Manga-ka: Kaori Yuki
Rating: Older Teen (16+)
Released: May 2008
Synopsis: ”Ian and Rin used to just see spirits. Now Ian is one. Using the Fairy Cube, Ian must figure out how to stop the lizard-spirit Tokage from taking over his life and destroying any chance he has resurrection. Ian is transported to another world by the fairy Ainsel, who promises to help him stop Tokage upon their return to the human plane.”
Ian was a young boy who could see fairies. Everyone called him crazy, Ian-the-liar, until one day a girl named Rin gave him the benefit of the doubt. For the first time he had someone to share the world he saw with, that was until they were ripped apart. He wouldn’t see Rin for years, thanks to the manipulative hand of Tokage, a lizard-spirit who seeks to isolate Ian for his own purposes.
For one volume there’s a lot to take in here. Sometimes the who’s who can be a little overwhelming but mostly there’s just quite a bit that happens. At only about one-sixth of the way through, the spirit Tokage has already gotten what he wants, leaving the rest of this densely packed book with Ian’s struggle to regain what he’s lost. At the pace things were going (though worth noting, I really liked the overall pacing of this book), I felt like the end was near by the time I was through. With as much happened as it did, what more could there be?! Lots more it would seem and that’s certainly not a bad thing, though it is going to take me another reread or two to fully understand it all (what is up with these Fairy Cube things exactly?).
Characters go through a lot of changes in this first book, such as the lead character Ian going from falsely ignorant to scorned and vengeful, and I definitely want to see them develop further as things progress. Also, several Kaori Yuki’s plot staples return here (she just loves that creepy abusive parent angle), but despite being a little overused, they’re no less effective.
However there were some moments in Fairy Cube that I felt didn’t fit as nicely in the whole scheme of things as well as others. For a while in this first volume, Ian is accidentally sent to the Fairy world and must find his way out. This whole arc just felt out of place to me, really changing the mood and pacing of the story. While the end result of a deal made with the fairy Ainsel did allow plot progression, it didn’t seem like the whole Fairy world fiasco was necessary to come to that end. Then again, Ainsel also bugged me a bit and it was her that really gave the book’s mood such a flip-flop effect. I hope she integrates a little more smoothly in future volumes.

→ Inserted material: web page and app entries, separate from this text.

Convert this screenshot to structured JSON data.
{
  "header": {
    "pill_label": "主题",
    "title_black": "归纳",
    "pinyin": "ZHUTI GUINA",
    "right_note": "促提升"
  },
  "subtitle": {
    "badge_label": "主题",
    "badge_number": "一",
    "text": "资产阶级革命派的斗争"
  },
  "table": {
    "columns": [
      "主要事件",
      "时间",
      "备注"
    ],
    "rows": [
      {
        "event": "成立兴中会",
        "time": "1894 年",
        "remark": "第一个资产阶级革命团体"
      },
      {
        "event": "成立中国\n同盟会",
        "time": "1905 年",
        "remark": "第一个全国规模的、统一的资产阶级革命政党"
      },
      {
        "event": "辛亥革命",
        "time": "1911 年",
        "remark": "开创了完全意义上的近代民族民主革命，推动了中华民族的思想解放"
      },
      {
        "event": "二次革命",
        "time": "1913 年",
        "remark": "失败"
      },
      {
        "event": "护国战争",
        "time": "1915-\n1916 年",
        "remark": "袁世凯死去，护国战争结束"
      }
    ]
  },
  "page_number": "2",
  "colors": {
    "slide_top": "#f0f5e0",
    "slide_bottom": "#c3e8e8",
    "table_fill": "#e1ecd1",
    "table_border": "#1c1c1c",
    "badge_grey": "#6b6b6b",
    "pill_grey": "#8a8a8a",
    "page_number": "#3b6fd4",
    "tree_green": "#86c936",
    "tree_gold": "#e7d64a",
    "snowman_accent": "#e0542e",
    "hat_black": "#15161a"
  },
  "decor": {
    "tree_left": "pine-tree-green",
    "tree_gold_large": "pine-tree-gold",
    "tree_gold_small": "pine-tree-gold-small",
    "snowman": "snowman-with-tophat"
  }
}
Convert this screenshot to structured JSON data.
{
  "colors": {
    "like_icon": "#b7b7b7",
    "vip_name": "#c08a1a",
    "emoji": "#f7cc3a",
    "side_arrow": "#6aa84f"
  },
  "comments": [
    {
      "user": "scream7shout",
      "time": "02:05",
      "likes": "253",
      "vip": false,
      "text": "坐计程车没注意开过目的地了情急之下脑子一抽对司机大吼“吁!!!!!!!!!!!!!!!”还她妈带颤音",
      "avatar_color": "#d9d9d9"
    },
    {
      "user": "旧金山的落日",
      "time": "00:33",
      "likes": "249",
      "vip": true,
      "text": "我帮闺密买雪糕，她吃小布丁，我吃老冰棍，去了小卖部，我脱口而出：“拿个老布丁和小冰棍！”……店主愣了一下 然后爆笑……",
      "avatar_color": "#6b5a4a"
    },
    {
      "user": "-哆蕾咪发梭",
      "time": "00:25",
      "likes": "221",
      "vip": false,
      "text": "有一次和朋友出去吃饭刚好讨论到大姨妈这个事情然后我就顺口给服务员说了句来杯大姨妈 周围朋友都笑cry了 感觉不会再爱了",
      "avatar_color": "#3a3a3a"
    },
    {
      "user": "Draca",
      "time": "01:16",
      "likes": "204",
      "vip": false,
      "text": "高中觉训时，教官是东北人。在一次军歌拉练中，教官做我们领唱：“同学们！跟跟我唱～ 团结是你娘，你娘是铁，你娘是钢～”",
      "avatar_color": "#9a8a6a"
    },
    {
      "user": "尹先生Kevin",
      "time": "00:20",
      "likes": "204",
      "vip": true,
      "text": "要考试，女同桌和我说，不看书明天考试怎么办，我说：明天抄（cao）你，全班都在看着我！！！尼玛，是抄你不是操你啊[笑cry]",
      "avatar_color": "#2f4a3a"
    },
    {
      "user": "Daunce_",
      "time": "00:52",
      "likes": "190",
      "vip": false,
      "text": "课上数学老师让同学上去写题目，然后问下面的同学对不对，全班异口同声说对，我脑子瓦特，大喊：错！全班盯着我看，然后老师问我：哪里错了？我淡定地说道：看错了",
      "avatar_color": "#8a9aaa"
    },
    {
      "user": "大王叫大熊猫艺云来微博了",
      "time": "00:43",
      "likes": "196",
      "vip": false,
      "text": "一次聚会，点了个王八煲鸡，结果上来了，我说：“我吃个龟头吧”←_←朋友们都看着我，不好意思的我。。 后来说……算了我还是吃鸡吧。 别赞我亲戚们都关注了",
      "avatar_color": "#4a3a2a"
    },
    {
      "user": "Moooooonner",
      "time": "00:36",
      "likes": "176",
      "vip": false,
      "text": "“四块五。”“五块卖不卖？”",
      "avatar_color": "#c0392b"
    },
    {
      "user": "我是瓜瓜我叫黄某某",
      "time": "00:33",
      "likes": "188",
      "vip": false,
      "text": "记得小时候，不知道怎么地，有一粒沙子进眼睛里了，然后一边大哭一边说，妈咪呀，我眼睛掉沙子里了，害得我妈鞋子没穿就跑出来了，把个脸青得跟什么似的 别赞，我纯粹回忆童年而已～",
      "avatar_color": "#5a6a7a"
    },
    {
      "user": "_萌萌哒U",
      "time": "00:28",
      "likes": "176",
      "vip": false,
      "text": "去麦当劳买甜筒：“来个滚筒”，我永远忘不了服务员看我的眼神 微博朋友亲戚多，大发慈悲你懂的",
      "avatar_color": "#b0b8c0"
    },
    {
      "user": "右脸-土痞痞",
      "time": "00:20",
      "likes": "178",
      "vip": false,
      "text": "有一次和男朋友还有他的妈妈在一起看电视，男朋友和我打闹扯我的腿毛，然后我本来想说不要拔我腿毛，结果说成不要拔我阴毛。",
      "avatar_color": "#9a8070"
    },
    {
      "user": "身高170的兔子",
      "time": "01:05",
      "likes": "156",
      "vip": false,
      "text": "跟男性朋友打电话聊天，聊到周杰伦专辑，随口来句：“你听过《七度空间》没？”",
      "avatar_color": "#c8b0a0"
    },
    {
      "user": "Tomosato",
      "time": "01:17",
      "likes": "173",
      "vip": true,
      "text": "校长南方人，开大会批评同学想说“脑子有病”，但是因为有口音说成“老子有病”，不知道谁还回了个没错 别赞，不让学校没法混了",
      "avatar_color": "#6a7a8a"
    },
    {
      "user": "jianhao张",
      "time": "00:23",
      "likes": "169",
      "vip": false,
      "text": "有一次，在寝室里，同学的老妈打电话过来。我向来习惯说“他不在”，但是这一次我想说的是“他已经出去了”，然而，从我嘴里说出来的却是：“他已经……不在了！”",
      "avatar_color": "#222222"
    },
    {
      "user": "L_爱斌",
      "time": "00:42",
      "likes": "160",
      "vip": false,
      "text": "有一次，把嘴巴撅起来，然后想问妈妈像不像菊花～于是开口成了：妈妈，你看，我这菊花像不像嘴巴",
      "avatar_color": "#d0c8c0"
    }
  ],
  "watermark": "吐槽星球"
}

While I stick with her books for the interweaving plots, I always start with my love for her artwork. Kaori Yuki’s art is richly detailed with a gothic feel to it. Characters are delicate and attractive, unless otherwise intentionally of course, and the backgrounds are just as well rendered. Her style works really well to set the atmosphere of her stories, Fairy Cube included, and it’s always strongest when portraying fantasy and horror. I also found this book, being one of her newer series, to be noticeable more tidy in terms of panelling which helps a lot with making for a smooth reading experience. Fans of Kaori Yuki’s Cain series will no doubt see some similarities in character design here.
Overall, despite some moments where the strength of the plot seemed to waiver, I still really enjoyed this book. The plot is dark, with a sinister nature that keeps it riveting and suspenseful, but with a fairly smooth linear story that isn’t weighed down by its own dark frills as some of Kaori Yuki’s other series. All of this and more, including beautiful artwork, make Fairy Cube a unique fairytale that I look forward to more of.
Manga of the Month - August 2008